Only a few weeks before staff attorney Michelle Salomon met her, the client was living in a home with her family and working full-time. “But when a fire burned down their home, it left the family with nothing but each other,” Michelle said. “Being homeless meant they had to be at the homeless shelter by a certain time each day to secure a bed each night. It was too difficult to continue working, so she took a leave from her job. She had no income and applied for Temporary Cash Assistance.”
A month after the client applied, she received a letter denying her application. But the letter didn’t explain why she had been denied. When Michelle reviewed her file, she learned that the client was denied benefits because the Department of Social Services needed proof that she had stopped working. DSS wanted her to get this proof—but she needed help from DSS to obtain it.
“She didn’t have a phone, a fax machine, or money to even take a bus to make the request in person,” Michelle explained. “I represented her on appeal. While we waited for a hearing date, I called her previous employer. Within an hour of my call, I received the proof we needed by fax. The case settled and her application was approved with back benefits to her application date.”
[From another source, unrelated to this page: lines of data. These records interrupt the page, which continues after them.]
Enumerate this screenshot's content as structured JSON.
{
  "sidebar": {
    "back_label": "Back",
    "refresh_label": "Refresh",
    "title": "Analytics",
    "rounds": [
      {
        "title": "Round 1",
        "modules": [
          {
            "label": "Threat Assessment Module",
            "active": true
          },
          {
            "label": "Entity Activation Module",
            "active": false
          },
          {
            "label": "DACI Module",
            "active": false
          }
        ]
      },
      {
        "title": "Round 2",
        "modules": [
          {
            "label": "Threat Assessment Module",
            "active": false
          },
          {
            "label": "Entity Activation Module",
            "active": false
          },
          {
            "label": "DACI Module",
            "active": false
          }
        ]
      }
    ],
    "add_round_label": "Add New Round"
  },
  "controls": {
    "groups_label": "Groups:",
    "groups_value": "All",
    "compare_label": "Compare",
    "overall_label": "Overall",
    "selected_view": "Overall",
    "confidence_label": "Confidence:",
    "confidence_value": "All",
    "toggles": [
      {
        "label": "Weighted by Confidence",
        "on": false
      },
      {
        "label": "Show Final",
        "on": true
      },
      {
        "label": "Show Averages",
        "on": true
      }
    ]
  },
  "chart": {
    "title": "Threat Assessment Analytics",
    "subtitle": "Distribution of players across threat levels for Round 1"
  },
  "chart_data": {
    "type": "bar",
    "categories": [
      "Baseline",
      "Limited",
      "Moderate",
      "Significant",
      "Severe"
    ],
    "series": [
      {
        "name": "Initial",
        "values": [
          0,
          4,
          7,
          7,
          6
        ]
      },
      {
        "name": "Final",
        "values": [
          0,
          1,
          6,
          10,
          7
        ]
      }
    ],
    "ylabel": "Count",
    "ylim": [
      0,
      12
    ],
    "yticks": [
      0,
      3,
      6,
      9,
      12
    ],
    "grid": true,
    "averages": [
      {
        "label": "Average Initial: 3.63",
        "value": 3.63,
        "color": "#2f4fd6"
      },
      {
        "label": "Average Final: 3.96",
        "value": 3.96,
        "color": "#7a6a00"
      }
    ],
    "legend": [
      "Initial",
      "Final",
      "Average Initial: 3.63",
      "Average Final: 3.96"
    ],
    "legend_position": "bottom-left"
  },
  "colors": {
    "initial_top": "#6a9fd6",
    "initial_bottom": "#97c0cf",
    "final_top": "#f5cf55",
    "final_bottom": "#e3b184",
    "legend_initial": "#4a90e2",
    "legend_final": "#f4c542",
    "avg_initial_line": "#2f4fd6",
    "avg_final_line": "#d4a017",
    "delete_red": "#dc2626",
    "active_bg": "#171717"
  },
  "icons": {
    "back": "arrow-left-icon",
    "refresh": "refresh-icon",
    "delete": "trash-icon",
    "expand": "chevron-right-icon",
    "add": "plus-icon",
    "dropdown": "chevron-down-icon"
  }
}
The client and her family moved out of the shelter and into a home they can afford. “She is enrolled in college and was just offered a job as a research assistant with her professor,” Michelle said. “She wants to pursue a career as a paralegal.”